He is arguably the most dishonest person in Congress today.
Unfortunately, his old buddy Jen Psaki gave him a platform, and he used it to talk smack about Trump’s former Chief of Staff, Mark Meadows.
The thing that surprised Schiff was that Meadows dared to take the stand, which is generally not the norm in a criminal trial.
The difference here, however, is that Meadows believes he did nothing wrong and that he was only doing his duties as the Chief of Staff of the president.
Schiff stated, “I think it’s an indication both of the fact that he feels he needs to some kind of a Hail Mary to escape a potential conviction, but also that if he were successful in moving the case to federal court, he has the potential to knock it out completely by arguing immunity.
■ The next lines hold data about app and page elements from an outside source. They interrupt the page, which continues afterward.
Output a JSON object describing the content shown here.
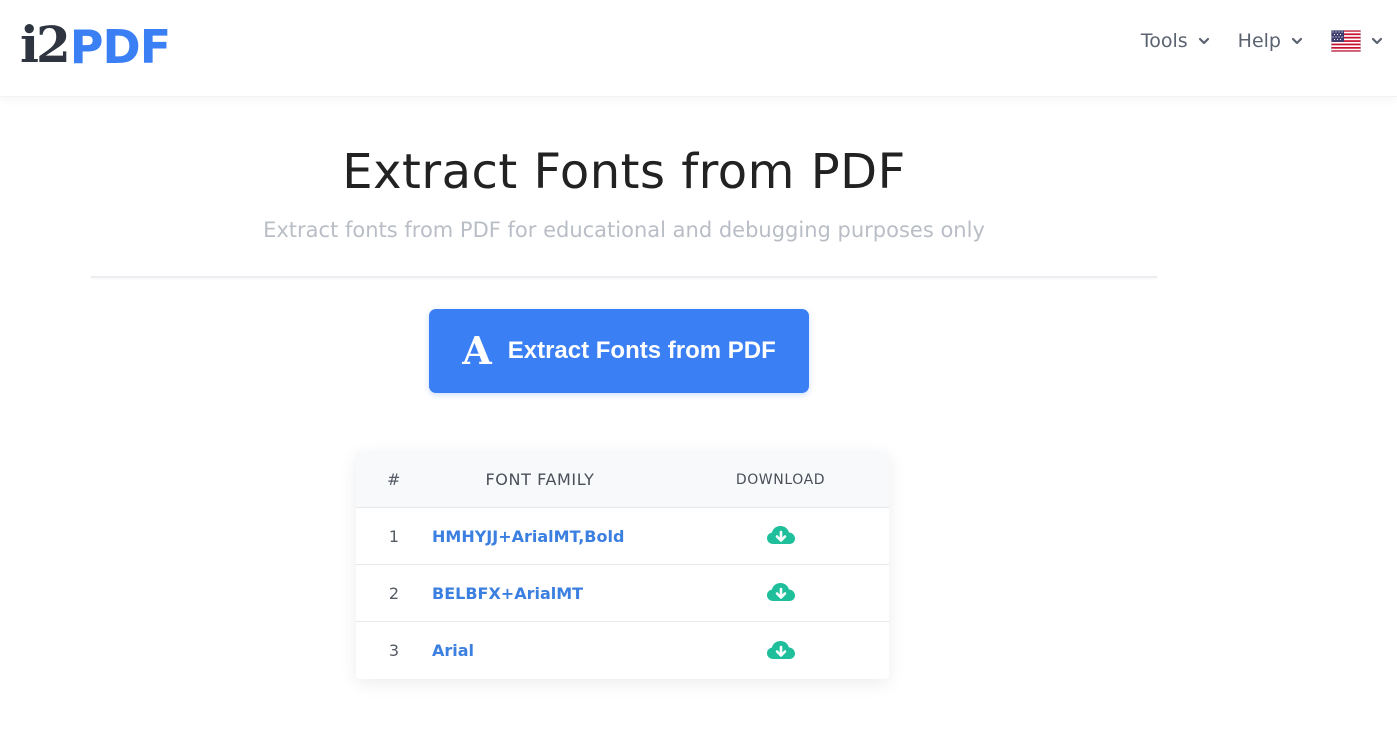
{
  "header": {
    "logo": {
      "prefix": "i2",
      "brand": "PDF"
    },
    "nav": [
      {
        "label": "Tools"
      },
      {
        "label": "Help"
      }
    ],
    "language_icon": "us-flag-icon"
  },
  "main": {
    "title": "Extract Fonts from PDF",
    "subtitle": "Extract fonts from PDF for educational and debugging purposes only",
    "cta": {
      "icon_glyph": "A",
      "label": "Extract Fonts from PDF"
    }
  },
  "table": {
    "headers": {
      "num": "#",
      "font_family": "FONT FAMILY",
      "download": "DOWNLOAD"
    },
    "rows": [
      {
        "num": "1",
        "font_family": "HMHYJJ+ArialMT,Bold"
      },
      {
        "num": "2",
        "font_family": "BELBFX+ArialMT"
      },
      {
        "num": "3",
        "font_family": "Arial"
      }
    ],
    "download_icon": "cloud-download-icon"
  },
  "colors": {
    "brand_blue": "#3b7ff5",
    "link_blue": "#3b7fe0",
    "download_green": "#1fbf9c",
    "logo_dark": "#2f3441"
  }
}
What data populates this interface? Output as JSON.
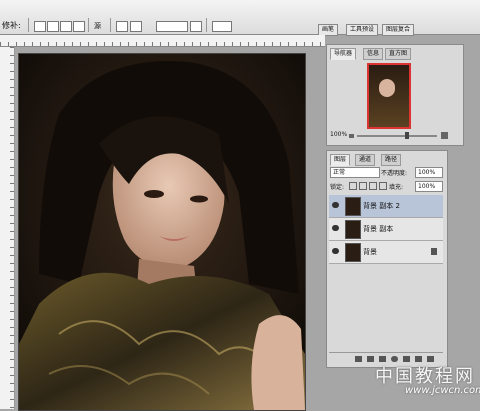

“But I think he feels it necessary to take such a profound risk with this testimony.”
On the testimony itself, Schiff stated, “Listening to that testimony, reading what he had to say, I think it’s a very weak case both for removal but also for immunity,” reported The Hill.
Meadows joins Trump and 17 other defendants in the Georgia election cause.
DA Fani Willis did the all-in approach to this indictment, hitting Trump with everything they had, including RICO charges.
Every defendant in the case is facing a RICO charge and at least one additional charge.
Meadows is trying to get his case assigned to a federal court, at which point he would immediately go for a dismissal.
Trump has also filed to sever the case from the defendants who have not waived their right to a speedy trial.
Trump’s attorneys are hoping to get their case delayed on the premise that the 98—page indictment and mountain of evidence are far too much to process by the October 23 court date.
Trump does not have a friendly judge in this case, so we are not expecting too many of his motions to be successful.
Having said that, the case, if Trump loses, is destined for appeal, so the judges in all of these cases better be following the law to the letter to ensure that if a conviction is made, it will stand up under scrutiny.